What to do |
Lines from the material below that hold the string "structure" are what is needed; copy each of them.

═══ Material shown

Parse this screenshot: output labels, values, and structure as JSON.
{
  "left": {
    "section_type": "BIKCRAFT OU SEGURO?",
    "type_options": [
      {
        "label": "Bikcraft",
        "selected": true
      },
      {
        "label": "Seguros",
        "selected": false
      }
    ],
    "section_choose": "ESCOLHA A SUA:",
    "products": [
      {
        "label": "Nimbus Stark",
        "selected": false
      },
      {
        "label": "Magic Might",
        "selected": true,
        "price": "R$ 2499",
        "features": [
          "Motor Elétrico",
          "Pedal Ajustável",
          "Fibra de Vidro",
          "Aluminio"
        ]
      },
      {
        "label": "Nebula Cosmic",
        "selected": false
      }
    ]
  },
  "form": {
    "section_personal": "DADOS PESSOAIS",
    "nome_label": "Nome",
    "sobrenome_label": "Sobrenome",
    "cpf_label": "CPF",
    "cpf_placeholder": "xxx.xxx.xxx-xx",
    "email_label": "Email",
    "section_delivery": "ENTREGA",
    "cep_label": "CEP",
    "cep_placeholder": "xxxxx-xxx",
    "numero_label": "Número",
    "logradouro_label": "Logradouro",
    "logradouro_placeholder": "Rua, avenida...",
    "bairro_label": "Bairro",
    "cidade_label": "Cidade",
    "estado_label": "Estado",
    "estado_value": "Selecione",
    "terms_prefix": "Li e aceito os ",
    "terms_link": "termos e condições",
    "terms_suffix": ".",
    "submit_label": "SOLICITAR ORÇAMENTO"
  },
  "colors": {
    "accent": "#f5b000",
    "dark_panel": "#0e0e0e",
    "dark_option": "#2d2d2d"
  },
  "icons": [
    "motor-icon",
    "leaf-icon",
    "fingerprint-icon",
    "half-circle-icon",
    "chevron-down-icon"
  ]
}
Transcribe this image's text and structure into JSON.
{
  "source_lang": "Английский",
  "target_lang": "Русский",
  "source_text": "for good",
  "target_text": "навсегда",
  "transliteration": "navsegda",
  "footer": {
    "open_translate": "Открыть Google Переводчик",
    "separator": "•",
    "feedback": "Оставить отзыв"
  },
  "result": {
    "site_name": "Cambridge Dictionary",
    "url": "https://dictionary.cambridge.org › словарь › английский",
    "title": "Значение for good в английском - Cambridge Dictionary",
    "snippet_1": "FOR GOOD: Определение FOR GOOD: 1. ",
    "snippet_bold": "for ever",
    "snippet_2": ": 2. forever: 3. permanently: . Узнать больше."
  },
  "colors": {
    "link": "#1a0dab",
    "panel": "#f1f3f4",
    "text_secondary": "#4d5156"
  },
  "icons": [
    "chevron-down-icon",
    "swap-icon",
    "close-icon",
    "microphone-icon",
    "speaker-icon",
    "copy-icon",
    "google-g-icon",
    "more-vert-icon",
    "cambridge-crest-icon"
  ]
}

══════

Task response |
Parse this screenshot: output labels, values, and structure as JSON.
Transcribe this image's text and structure into JSON.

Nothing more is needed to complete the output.